One day it got me thinking when I had received some sad news that I’m not going to say as it’s rather personal; that we should look after our health & wellbeing no matter how old we are, this is because of my current experiences that I am facing at the moment in time.
Kidney Disease Awareness
People think that they are invisible where they think nothing can hurt them; think that they are super heroes that they see in films, that’s fiction not real life. Some are just lucky that they’ve got a good gene in their family; some are not so lucky as it passes down each generation, maybe skip a generation on which it is odd but luck but still carry the gene if they don’t have it themselves.
Kidney Disease is close to my heart more than it use to be; as I didn’t understand much about it when I was growing up, but now as I’m older and witnessing the start of it unfolding now I know what it means.
What is Kidney Diseased?
What do your kidneys do?
Very simply, your kidneys take away the rubbish from your body and keep the good stuff in. They also play a vital role in maintaining a good balance of fluid and salts, controlling high blood pressure, preventing anaemia and keeping bones strong and healthy. They are often taken for granted, but they perform an essential service – keeping our bodies clean and healthy.
Dirty blood comes in from all around the body
As we move around, our muscles produce waste products and toxins that are extracted by our blood and taken to the kidneys via the renal artery to be removed.
Normally our kidneys take away the waste
The kidneys are made up of tiny parts called nephrons, which extract all the waste products from our blood and send them to our bladders. Clean blood leaves the kidneys via the renal vein.
What makes our kidneys go wrong?
Kidneys become less efficient in a slow, steady way after we reach middle age, but it is usually a long time before there are obvious signs of something wrong. When some nephrons fail or get blocked, the others have to work even harder to compensate and so they begin to fail too. A chain-reaction begins, which can be very difficult to stop.
What causes it?
The Big 3
Kidney disease is known as the ‘silent killer’ because the signs are very difficult to spot. But what we do know is that the people most likely to be among the ‘missing million’ are those who suffer from:
- High blood pressure
- Heart disease
You should be particularly concerned if you have high blood pressure or heart disease, because the kidney damage actually makes these conditions even worse, which in turn goes on to compound the kidney damage.
Unfortunately, your risk of having kidney failure is also increased if you are from an African-Caribbean or South Asian background, or have a family history of kidney disease. Someone of Asian origin with diabetes is TEN times more likely to develop kidney failure than someone of European origin with diabetes.
Other less common causes include inflammation (glomerulonephritis) or infection (pyelonephritis). Sometimes kidney disease is inherited (polycystic disease) or the result of a longstanding blockage such as enlarged prostate or kidney stones.
Some drugs can cause CKD, especially certain pain-killing and anti-inflammatory drugs if taken over a long time.
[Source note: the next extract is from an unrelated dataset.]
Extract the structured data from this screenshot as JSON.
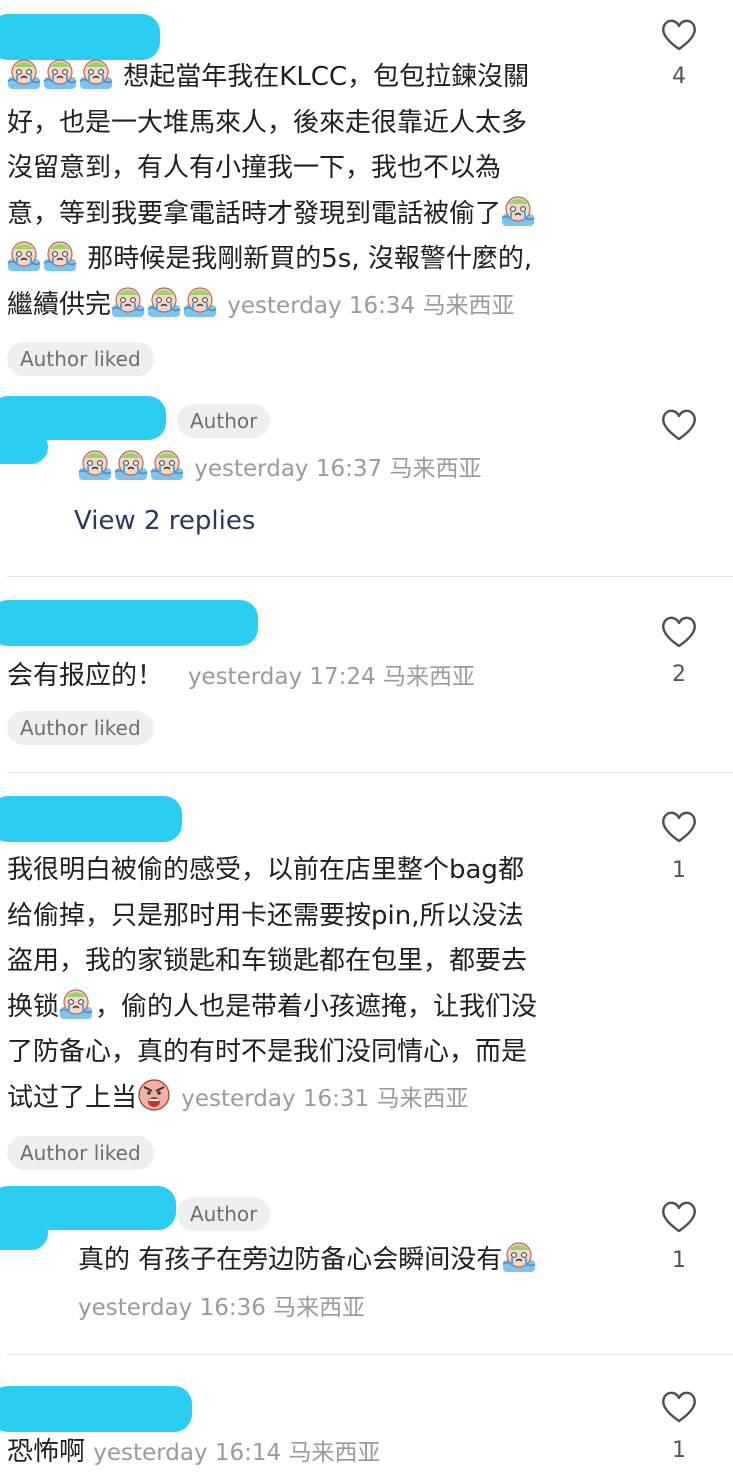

Often it isn’t possible to say what has caused the problem.
For more information please go to http://www.missingmillion.co.uk/ or by clicking on the link. Don’t ignore it do something about it.